STORED DATA below:
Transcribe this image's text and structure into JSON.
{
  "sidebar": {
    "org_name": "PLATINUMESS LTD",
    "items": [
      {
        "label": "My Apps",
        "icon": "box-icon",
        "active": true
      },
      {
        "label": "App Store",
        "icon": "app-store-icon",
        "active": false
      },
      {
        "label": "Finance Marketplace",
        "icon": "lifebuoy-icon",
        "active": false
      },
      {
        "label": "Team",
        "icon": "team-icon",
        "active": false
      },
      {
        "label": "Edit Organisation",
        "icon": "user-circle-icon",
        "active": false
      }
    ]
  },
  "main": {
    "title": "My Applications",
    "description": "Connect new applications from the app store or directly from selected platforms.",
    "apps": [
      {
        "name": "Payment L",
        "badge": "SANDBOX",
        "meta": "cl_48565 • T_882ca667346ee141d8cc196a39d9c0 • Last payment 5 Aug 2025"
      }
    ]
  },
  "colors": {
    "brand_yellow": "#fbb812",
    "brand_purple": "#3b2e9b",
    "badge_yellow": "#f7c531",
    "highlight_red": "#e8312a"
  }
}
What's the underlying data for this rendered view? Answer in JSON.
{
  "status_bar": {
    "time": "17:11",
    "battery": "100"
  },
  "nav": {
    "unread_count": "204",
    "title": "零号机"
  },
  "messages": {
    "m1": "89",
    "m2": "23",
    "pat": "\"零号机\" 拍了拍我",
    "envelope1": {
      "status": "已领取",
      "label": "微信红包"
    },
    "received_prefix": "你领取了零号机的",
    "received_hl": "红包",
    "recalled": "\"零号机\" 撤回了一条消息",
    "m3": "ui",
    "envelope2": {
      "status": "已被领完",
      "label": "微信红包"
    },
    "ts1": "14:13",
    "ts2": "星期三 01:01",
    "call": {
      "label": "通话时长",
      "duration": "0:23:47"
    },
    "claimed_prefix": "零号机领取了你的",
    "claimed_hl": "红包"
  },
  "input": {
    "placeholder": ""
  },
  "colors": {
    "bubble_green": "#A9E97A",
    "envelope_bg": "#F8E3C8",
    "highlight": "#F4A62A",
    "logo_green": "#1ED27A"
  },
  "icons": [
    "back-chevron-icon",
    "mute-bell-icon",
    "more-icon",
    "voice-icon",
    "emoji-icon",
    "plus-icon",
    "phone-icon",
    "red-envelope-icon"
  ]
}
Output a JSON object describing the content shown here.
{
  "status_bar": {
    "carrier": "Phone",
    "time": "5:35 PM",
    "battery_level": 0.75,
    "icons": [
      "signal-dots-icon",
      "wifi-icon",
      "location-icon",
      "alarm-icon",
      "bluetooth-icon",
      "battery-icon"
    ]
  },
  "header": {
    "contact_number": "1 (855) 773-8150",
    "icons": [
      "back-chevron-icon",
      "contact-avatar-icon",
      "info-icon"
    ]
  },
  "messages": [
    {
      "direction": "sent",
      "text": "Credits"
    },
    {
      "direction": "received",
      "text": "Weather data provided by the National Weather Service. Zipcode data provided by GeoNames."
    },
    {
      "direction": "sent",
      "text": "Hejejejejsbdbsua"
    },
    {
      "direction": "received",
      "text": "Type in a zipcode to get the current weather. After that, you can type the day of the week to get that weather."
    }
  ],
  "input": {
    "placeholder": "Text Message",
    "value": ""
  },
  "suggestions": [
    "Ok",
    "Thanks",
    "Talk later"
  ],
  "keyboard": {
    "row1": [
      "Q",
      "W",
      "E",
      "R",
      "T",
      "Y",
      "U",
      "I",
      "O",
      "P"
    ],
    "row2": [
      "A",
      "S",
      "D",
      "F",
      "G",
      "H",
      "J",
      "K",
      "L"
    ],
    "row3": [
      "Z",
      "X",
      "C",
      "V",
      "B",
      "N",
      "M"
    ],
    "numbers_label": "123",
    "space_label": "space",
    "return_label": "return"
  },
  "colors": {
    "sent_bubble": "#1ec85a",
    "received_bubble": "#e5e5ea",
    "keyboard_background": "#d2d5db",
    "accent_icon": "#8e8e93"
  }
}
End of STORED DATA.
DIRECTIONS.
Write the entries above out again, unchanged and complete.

REPLY TO THE TASK.
Transcribe this image's text and structure into JSON.
{
  "sidebar": {
    "org_name": "PLATINUMESS LTD",
    "items": [
      {
        "label": "My Apps",
        "icon": "box-icon",
        "active": true
      },
      {
        "label": "App Store",
        "icon": "app-store-icon",
        "active": false
      },
      {
        "label": "Finance Marketplace",
        "icon": "lifebuoy-icon",
        "active": false
      },
      {
        "label": "Team",
        "icon": "team-icon",
        "active": false
      },
      {
        "label": "Edit Organisation",
        "icon": "user-circle-icon",
        "active": false
      }
    ]
  },
  "main": {
    "title": "My Applications",
    "description": "Connect new applications from the app store or directly from selected platforms.",
    "apps": [
      {
        "name": "Payment L",
        "badge": "SANDBOX",
        "meta": "cl_48565 • T_882ca667346ee141d8cc196a39d9c0 • Last payment 5 Aug 2025"
      }
    ]
  },
  "colors": {
    "brand_yellow": "#fbb812",
    "brand_purple": "#3b2e9b",
    "badge_yellow": "#f7c531",
    "highlight_red": "#e8312a"
  }
}
What's the underlying data for this rendered view? Answer in JSON.
{
  "status_bar": {
    "time": "17:11",
    "battery": "100"
  },
  "nav": {
    "unread_count": "204",
    "title": "零号机"
  },
  "messages": {
    "m1": "89",
    "m2": "23",
    "pat": "\"零号机\" 拍了拍我",
    "envelope1": {
      "status": "已领取",
      "label": "微信红包"
    },
    "received_prefix": "你领取了零号机的",
    "received_hl": "红包",
    "recalled": "\"零号机\" 撤回了一条消息",
    "m3": "ui",
    "envelope2": {
      "status": "已被领完",
      "label": "微信红包"
    },
    "ts1": "14:13",
    "ts2": "星期三 01:01",
    "call": {
      "label": "通话时长",
      "duration": "0:23:47"
    },
    "claimed_prefix": "零号机领取了你的",
    "claimed_hl": "红包"
  },
  "input": {
    "placeholder": ""
  },
  "colors": {
    "bubble_green": "#A9E97A",
    "envelope_bg": "#F8E3C8",
    "highlight": "#F4A62A",
    "logo_green": "#1ED27A"
  },
  "icons": [
    "back-chevron-icon",
    "mute-bell-icon",
    "more-icon",
    "voice-icon",
    "emoji-icon",
    "plus-icon",
    "phone-icon",
    "red-envelope-icon"
  ]
}
Output a JSON object describing the content shown here.
{
  "status_bar": {
    "carrier": "Phone",
    "time": "5:35 PM",
    "battery_level": 0.75,
    "icons": [
      "signal-dots-icon",
      "wifi-icon",
      "location-icon",
      "alarm-icon",
      "bluetooth-icon",
      "battery-icon"
    ]
  },
  "header": {
    "contact_number": "1 (855) 773-8150",
    "icons": [
      "back-chevron-icon",
      "contact-avatar-icon",
      "info-icon"
    ]
  },
  "messages": [
    {
      "direction": "sent",
      "text": "Credits"
    },
    {
      "direction": "received",
      "text": "Weather data provided by the National Weather Service. Zipcode data provided by GeoNames."
    },
    {
      "direction": "sent",
      "text": "Hejejejejsbdbsua"
    },
    {
      "direction": "received",
      "text": "Type in a zipcode to get the current weather. After that, you can type the day of the week to get that weather."
    }
  ],
  "input": {
    "placeholder": "Text Message",
    "value": ""
  },
  "suggestions": [
    "Ok",
    "Thanks",
    "Talk later"
  ],
  "keyboard": {
    "row1": [
      "Q",
      "W",
      "E",
      "R",
      "T",
      "Y",
      "U",
      "I",
      "O",
      "P"
    ],
    "row2": [
      "A",
      "S",
      "D",
      "F",
      "G",
      "H",
      "J",
      "K",
      "L"
    ],
    "row3": [
      "Z",
      "X",
      "C",
      "V",
      "B",
      "N",
      "M"
    ],
    "numbers_label": "123",
    "space_label": "space",
    "return_label": "return"
  },
  "colors": {
    "sent_bubble": "#1ec85a",
    "received_bubble": "#e5e5ea",
    "keyboard_background": "#d2d5db",
    "accent_icon": "#8e8e93"
  }
}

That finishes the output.